Component data from apps and pages:

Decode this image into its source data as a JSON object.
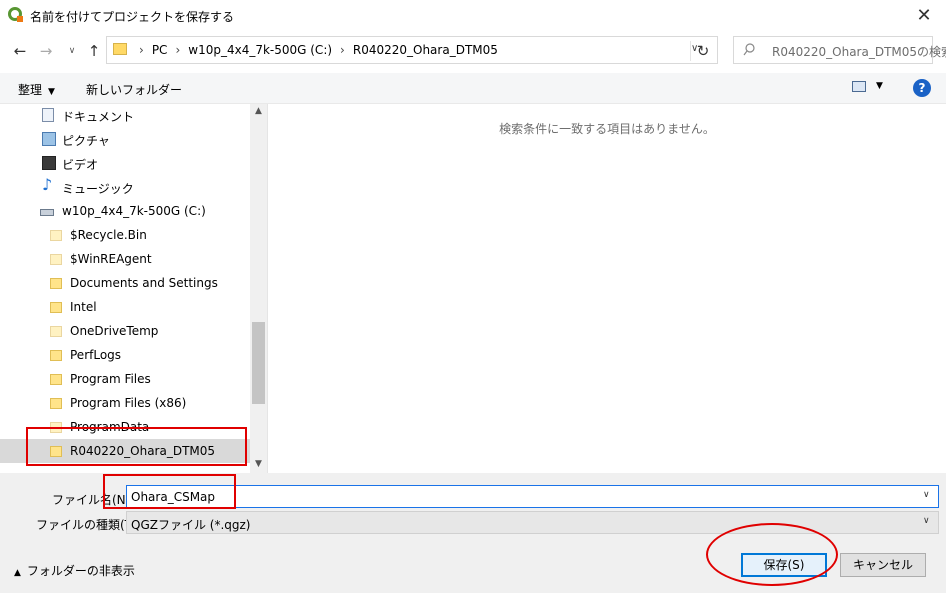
{
  "window": {
    "title": "名前を付けてプロジェクトを保存する"
  },
  "address": {
    "crumbs": [
      "PC",
      "w10p_4x4_7k-500G (C:)",
      "R040220_Ohara_DTM05"
    ]
  },
  "search": {
    "placeholder": "R040220_Ohara_DTM05の検索"
  },
  "toolbar": {
    "organize": "整理",
    "new_folder": "新しいフォルダー"
  },
  "tree": {
    "items": [
      {
        "label": "ドキュメント",
        "icon": "documents-icon"
      },
      {
        "label": "ピクチャ",
        "icon": "pictures-icon"
      },
      {
        "label": "ビデオ",
        "icon": "video-icon"
      },
      {
        "label": "ミュージック",
        "icon": "music-icon"
      },
      {
        "label": "w10p_4x4_7k-500G (C:)",
        "icon": "drive-icon"
      },
      {
        "label": "$Recycle.Bin",
        "icon": "folder-icon"
      },
      {
        "label": "$WinREAgent",
        "icon": "folder-icon"
      },
      {
        "label": "Documents and Settings",
        "icon": "shortcut-folder-icon"
      },
      {
        "label": "Intel",
        "icon": "folder-icon"
      },
      {
        "label": "OneDriveTemp",
        "icon": "folder-icon"
      },
      {
        "label": "PerfLogs",
        "icon": "folder-icon"
      },
      {
        "label": "Program Files",
        "icon": "folder-icon"
      },
      {
        "label": "Program Files (x86)",
        "icon": "folder-icon"
      },
      {
        "label": "ProgramData",
        "icon": "folder-icon"
      },
      {
        "label": "R040220_Ohara_DTM05",
        "icon": "folder-icon"
      }
    ],
    "selected": "R040220_Ohara_DTM05"
  },
  "content": {
    "empty_message": "検索条件に一致する項目はありません。"
  },
  "form": {
    "filename_label": "ファイル名(N):",
    "filename_value": "Ohara_CSMap",
    "filetype_label": "ファイルの種類(T):",
    "filetype_value": "QGZファイル (*.qgz)"
  },
  "footer": {
    "hide_folders": "フォルダーの非表示",
    "save": "保存(S)",
    "cancel": "キャンセル"
  },
  "colors": {
    "accent": "#0078d7",
    "annotation": "#e00000",
    "selected_row": "#d9d9d9"
  }
}
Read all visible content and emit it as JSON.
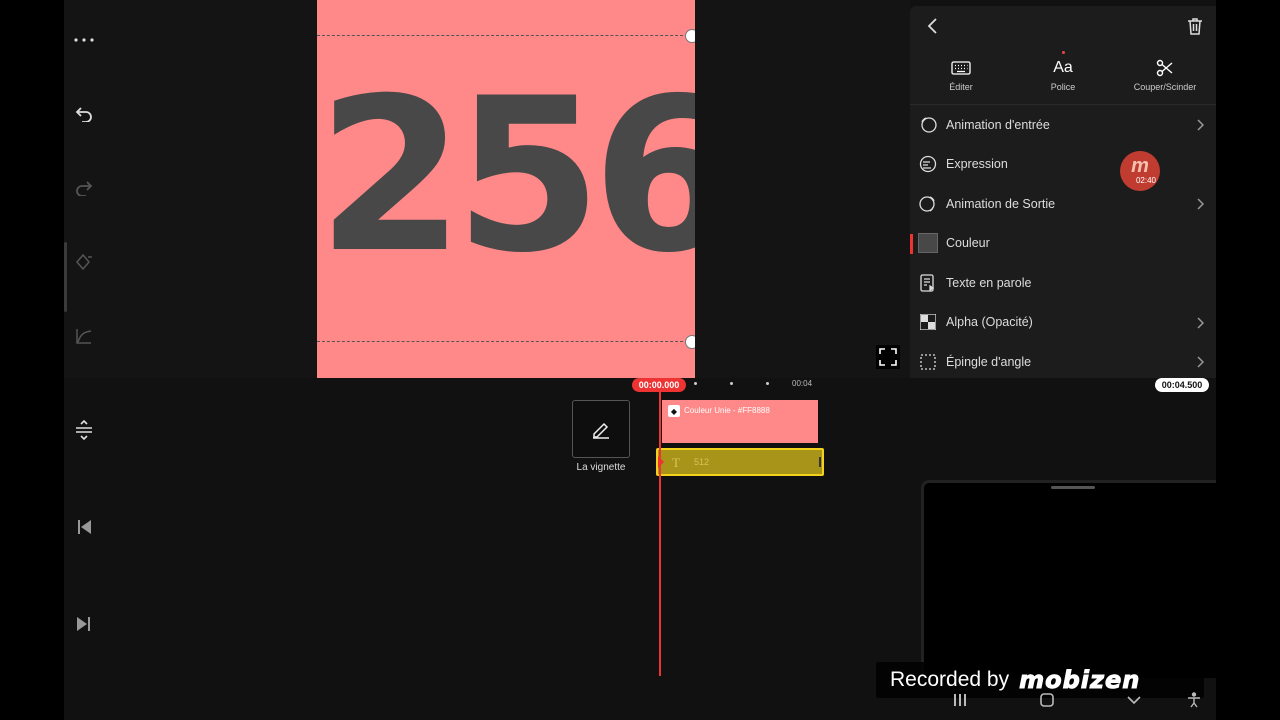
{
  "canvas": {
    "big_text": "256",
    "background": "#ff8888",
    "text_color": "#484848"
  },
  "panel": {
    "tabs": [
      {
        "label": "Éditer",
        "icon": "keyboard-icon"
      },
      {
        "label": "Police",
        "icon": "font-icon"
      },
      {
        "label": "Couper/Scinder",
        "icon": "scissors-icon"
      }
    ],
    "items": [
      {
        "label": "Animation d'entrée",
        "icon": "enter-animation-icon"
      },
      {
        "label": "Expression",
        "icon": "expression-icon"
      },
      {
        "label": "Animation de Sortie",
        "icon": "exit-animation-icon"
      },
      {
        "label": "Couleur",
        "icon": "color-swatch"
      },
      {
        "label": "Texte en parole",
        "icon": "text-to-speech-icon"
      },
      {
        "label": "Alpha (Opacité)",
        "icon": "alpha-icon"
      },
      {
        "label": "Épingle d'angle",
        "icon": "corner-pin-icon"
      }
    ]
  },
  "bubble": {
    "logo": "m",
    "time": "02:40"
  },
  "timeline": {
    "current_time": "00:00.000",
    "duration": "00:04.500",
    "ruler_label": "00:04",
    "thumbnail_label": "La vignette",
    "clips": {
      "color_clip_label": "Couleur Unie - #FF8888",
      "text_clip_label": "512"
    }
  },
  "watermark": {
    "recorded_by": "Recorded by",
    "brand": "mobizen"
  },
  "colors": {
    "accent": "#e33333",
    "text_clip": "#a89418",
    "text_clip_border": "#f2d21a",
    "panel_bg": "#1c1c1c"
  }
}
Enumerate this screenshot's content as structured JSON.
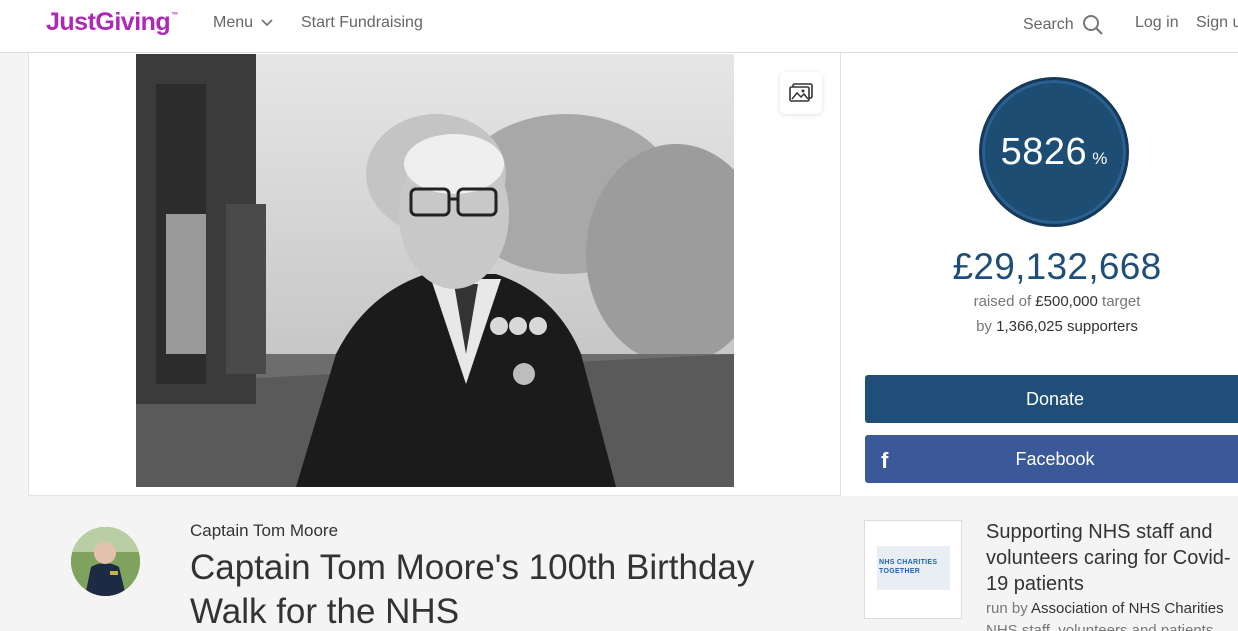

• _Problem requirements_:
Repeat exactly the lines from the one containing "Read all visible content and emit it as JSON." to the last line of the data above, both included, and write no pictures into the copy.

• _Answer for the task_:
Read all visible content and emit it as JSON.
{
  "canvas": {
    "big_text": "256",
    "background": "#ff8888",
    "text_color": "#484848"
  },
  "panel": {
    "tabs": [
      {
        "label": "Éditer",
        "icon": "keyboard-icon"
      },
      {
        "label": "Police",
        "icon": "font-icon"
      },
      {
        "label": "Couper/Scinder",
        "icon": "scissors-icon"
      }
    ],
    "items": [
      {
        "label": "Animation d'entrée",
        "icon": "enter-animation-icon"
      },
      {
        "label": "Expression",
        "icon": "expression-icon"
      },
      {
        "label": "Animation de Sortie",
        "icon": "exit-animation-icon"
      },
      {
        "label": "Couleur",
        "icon": "color-swatch"
      },
      {
        "label": "Texte en parole",
        "icon": "text-to-speech-icon"
      },
      {
        "label": "Alpha (Opacité)",
        "icon": "alpha-icon"
      },
      {
        "label": "Épingle d'angle",
        "icon": "corner-pin-icon"
      }
    ]
  },
  "bubble": {
    "logo": "m",
    "time": "02:40"
  },
  "timeline": {
    "current_time": "00:00.000",
    "duration": "00:04.500",
    "ruler_label": "00:04",
    "thumbnail_label": "La vignette",
    "clips": {
      "color_clip_label": "Couleur Unie - #FF8888",
      "text_clip_label": "512"
    }
  },
  "watermark": {
    "recorded_by": "Recorded by",
    "brand": "mobizen"
  },
  "colors": {
    "accent": "#e33333",
    "text_clip": "#a89418",
    "text_clip_border": "#f2d21a",
    "panel_bg": "#1c1c1c"
  }
}
Enumerate this screenshot's content as structured JSON.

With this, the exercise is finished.